== Exercise requirements ==
Leave every image behind and restate the data word for word.

---- Information provided

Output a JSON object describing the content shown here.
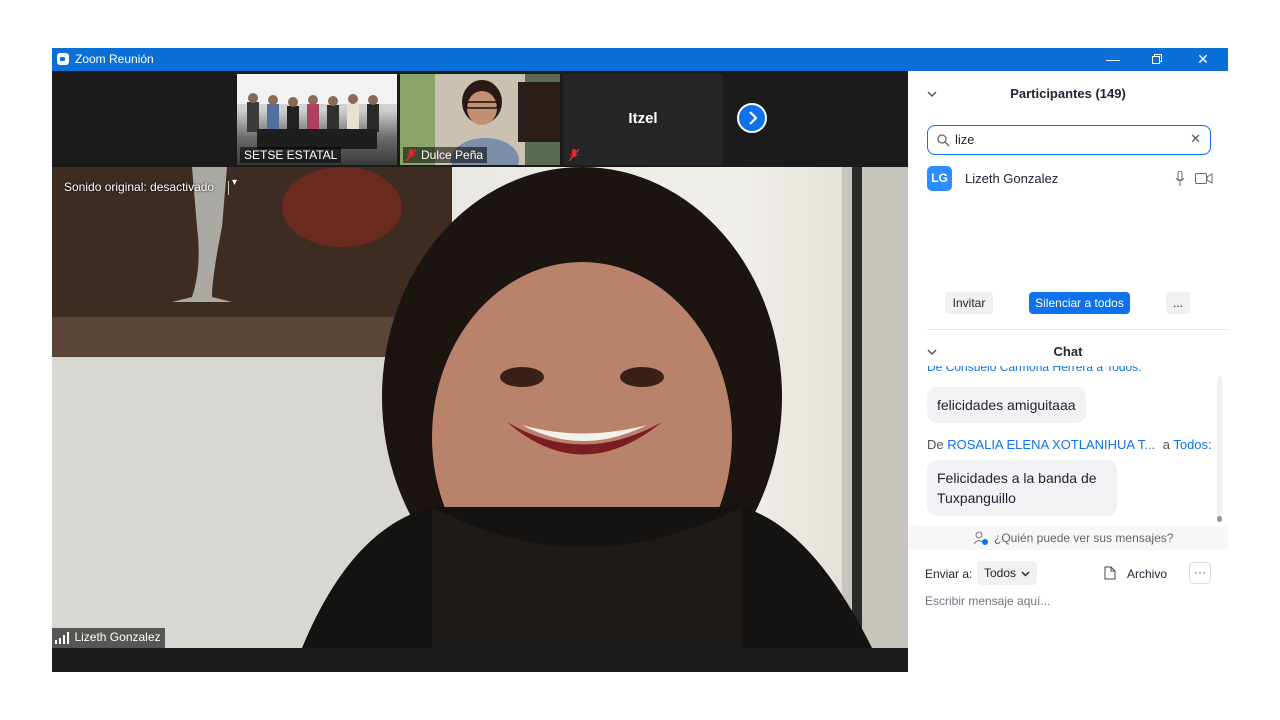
{
  "window": {
    "title": "Zoom Reunión"
  },
  "gallery": {
    "tiles": [
      {
        "name": "SETSE ESTATAL",
        "muted": false
      },
      {
        "name": "Dulce Peña",
        "muted": true
      },
      {
        "name": "Itzel",
        "muted": true
      }
    ]
  },
  "main_video": {
    "audio_status": "Sonido original: desactivado",
    "speaker_name": "Lizeth Gonzalez"
  },
  "participants": {
    "header": "Participantes (149)",
    "search_value": "lize",
    "results": [
      {
        "initials": "LG",
        "name": "Lizeth Gonzalez",
        "avatar_color": "#2d8cff"
      }
    ],
    "invite_label": "Invitar",
    "mute_all_label": "Silenciar a todos",
    "more_label": "..."
  },
  "chat": {
    "header": "Chat",
    "partial_sender_line": "De Consuelo Carmona Herrera a Todos:",
    "messages": [
      {
        "text": "felicidades amiguitaaa"
      },
      {
        "from_prefix": "De",
        "sender": "ROSALIA ELENA XOTLANIHUA T...",
        "to_prefix": "a",
        "recipient": "Todos:",
        "text": "Felicidades a la banda de Tuxpanguillo"
      }
    ],
    "who_can_see": "¿Quién puede ver sus mensajes?",
    "send_to_label": "Enviar a:",
    "send_to_value": "Todos",
    "file_label": "Archivo",
    "input_placeholder": "Escribir mensaje aquí..."
  },
  "colors": {
    "accent": "#0e72ed",
    "titlebar": "#0b6fd8",
    "link": "#0e72ed"
  }
}
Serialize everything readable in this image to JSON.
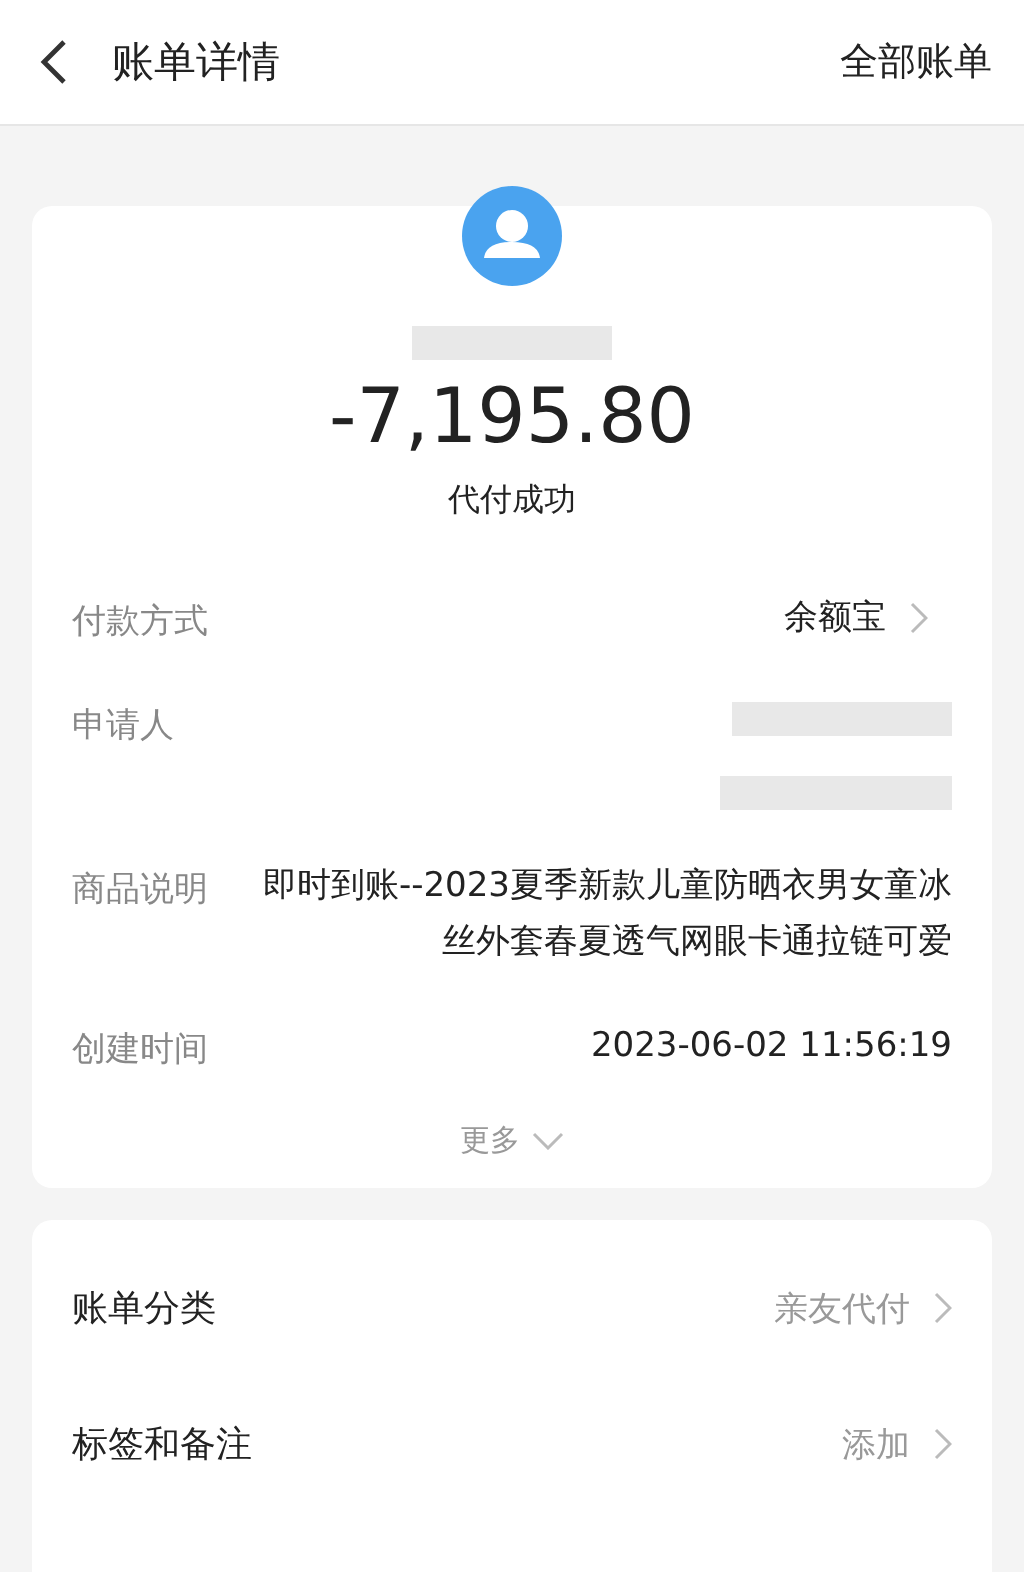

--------

== Answer section ==
Output a JSON object describing the content shown here.
{
  "window": {
    "title": "Zoom Reunión"
  },
  "gallery": {
    "tiles": [
      {
        "name": "SETSE ESTATAL",
        "muted": false
      },
      {
        "name": "Dulce Peña",
        "muted": true
      },
      {
        "name": "Itzel",
        "muted": true
      }
    ]
  },
  "main_video": {
    "audio_status": "Sonido original: desactivado",
    "speaker_name": "Lizeth Gonzalez"
  },
  "participants": {
    "header": "Participantes (149)",
    "search_value": "lize",
    "results": [
      {
        "initials": "LG",
        "name": "Lizeth Gonzalez",
        "avatar_color": "#2d8cff"
      }
    ],
    "invite_label": "Invitar",
    "mute_all_label": "Silenciar a todos",
    "more_label": "..."
  },
  "chat": {
    "header": "Chat",
    "partial_sender_line": "De Consuelo Carmona Herrera a Todos:",
    "messages": [
      {
        "text": "felicidades amiguitaaa"
      },
      {
        "from_prefix": "De",
        "sender": "ROSALIA ELENA XOTLANIHUA T...",
        "to_prefix": "a",
        "recipient": "Todos:",
        "text": "Felicidades a la banda de Tuxpanguillo"
      }
    ],
    "who_can_see": "¿Quién puede ver sus mensajes?",
    "send_to_label": "Enviar a:",
    "send_to_value": "Todos",
    "file_label": "Archivo",
    "input_placeholder": "Escribir mensaje aquí..."
  },
  "colors": {
    "accent": "#0e72ed",
    "titlebar": "#0b6fd8",
    "link": "#0e72ed"
  }
}
Serialize everything readable in this image to JSON.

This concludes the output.